You’ve implemented a testing tool. You’ve launched a few tests. Results have come in. Improvements have been made. So, the program is a success, right? Maybe, but just as you wouldn’t launch a new site feature without testing into it—or even measuring it—you shouldn’t let your testing program run without monitoring.
How can we calculate the success of a testing program? The most obvious metric is win rate. Simply, it is a measure the number of tests that produce an increase in conversions, page views, clicks or some other KPI defined in the test objective. Not every test will win, by increasing this number shows that you are learning about your audience and customers—and developing smart solutions to better serve their needs.
Win rate, then, is an essential indicator of overall program success. But taken at a more granular level, win rate is more a representation of test ideation than it is program process or efficiency—and these are two elements that must be measured to be effectively managed.
To monitor efficiency, it’s important to keep an eye on test velocity. This metric is a measure of the number of tests you launch, calculated either by week or month as appropriate. Increasing velocity is especially important for new testing programs—which may struggle getting tests from the white board brainstorm to a full, successful launch.
The Forgotten KPI?
To place an emphasis on successful launches, a third KPI is needed. The best metric for monitoring program quality is the bust rate. This is a measure of the number of tests that broke, failed to properly collect data, interfered with an existing site element, or in some other way created a problem that prevented the test from continuing and had to be addressed immediately. A high number of “busts” is an indication that there are gaps in the quality assurance process—and the testing process in general.
Whether your testing program is big or small, new or mature, this is a critical number to watch. Even here, at Brooks Bell, we monitor busted tests weekly—celebrating the zeros and analyzing the occasional mistake, looking for opportunities for improvement and lessons to be learned.

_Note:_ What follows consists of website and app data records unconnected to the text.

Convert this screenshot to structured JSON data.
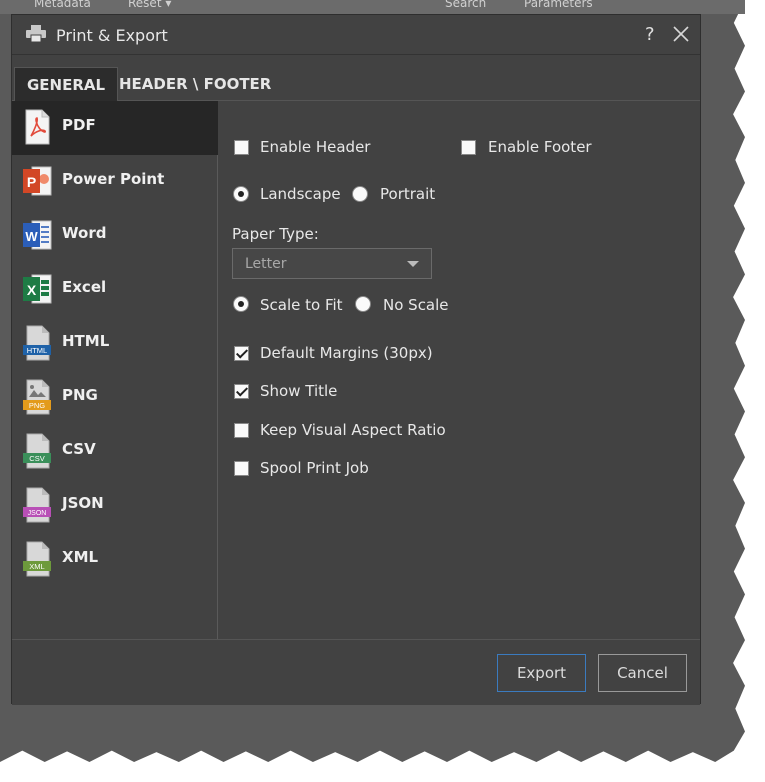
{
  "background": {
    "topbar_items": [
      "Metadata",
      "Reset ▾",
      "Search",
      "Parameters"
    ]
  },
  "dialog": {
    "title": "Print & Export",
    "help_label": "?"
  },
  "tabs": [
    {
      "label": "GENERAL",
      "active": true
    },
    {
      "label": "HEADER \\ FOOTER",
      "active": false
    }
  ],
  "formats": [
    {
      "label": "PDF",
      "icon": "pdf-file-icon",
      "active": true
    },
    {
      "label": "Power Point",
      "icon": "powerpoint-file-icon"
    },
    {
      "label": "Word",
      "icon": "word-file-icon"
    },
    {
      "label": "Excel",
      "icon": "excel-file-icon"
    },
    {
      "label": "HTML",
      "icon": "html-file-icon",
      "badge": "HTML"
    },
    {
      "label": "PNG",
      "icon": "png-file-icon",
      "badge": "PNG"
    },
    {
      "label": "CSV",
      "icon": "csv-file-icon",
      "badge": "CSV"
    },
    {
      "label": "JSON",
      "icon": "json-file-icon",
      "badge": "JSON"
    },
    {
      "label": "XML",
      "icon": "xml-file-icon",
      "badge": "XML"
    }
  ],
  "options": {
    "enable_header": {
      "label": "Enable Header",
      "checked": false
    },
    "enable_footer": {
      "label": "Enable Footer",
      "checked": false
    },
    "orientation": {
      "landscape": "Landscape",
      "portrait": "Portrait",
      "selected": "landscape"
    },
    "paper_type": {
      "label": "Paper Type:",
      "value": "Letter"
    },
    "scaling": {
      "scale_to_fit": "Scale to Fit",
      "no_scale": "No Scale",
      "selected": "scale_to_fit"
    },
    "default_margins": {
      "label": "Default Margins (30px)",
      "checked": true
    },
    "show_title": {
      "label": "Show Title",
      "checked": true
    },
    "keep_aspect": {
      "label": "Keep Visual Aspect Ratio",
      "checked": false
    },
    "spool_print": {
      "label": "Spool Print Job",
      "checked": false
    }
  },
  "buttons": {
    "export": "Export",
    "cancel": "Cancel"
  },
  "colors": {
    "pdf": "#e24b3c",
    "powerpoint": "#d24726",
    "word": "#2b5eb9",
    "excel": "#1e7b45",
    "html": "#1f62a8",
    "png": "#e39b1c",
    "csv": "#3a8f5a",
    "json": "#b84fb6",
    "xml": "#6d9a3c",
    "primary_border": "#3b7bbf"
  }
}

Increasing the win rate is clearly a top priority, but focusing on this number exclusively may lead to confounding performance plateaus. A robust testing program with consistent growth needs a more holistic plan for monitoring success. These three metrics are a great place to start—and working to improve all three will lead to faster, more consistent, and more successful tests.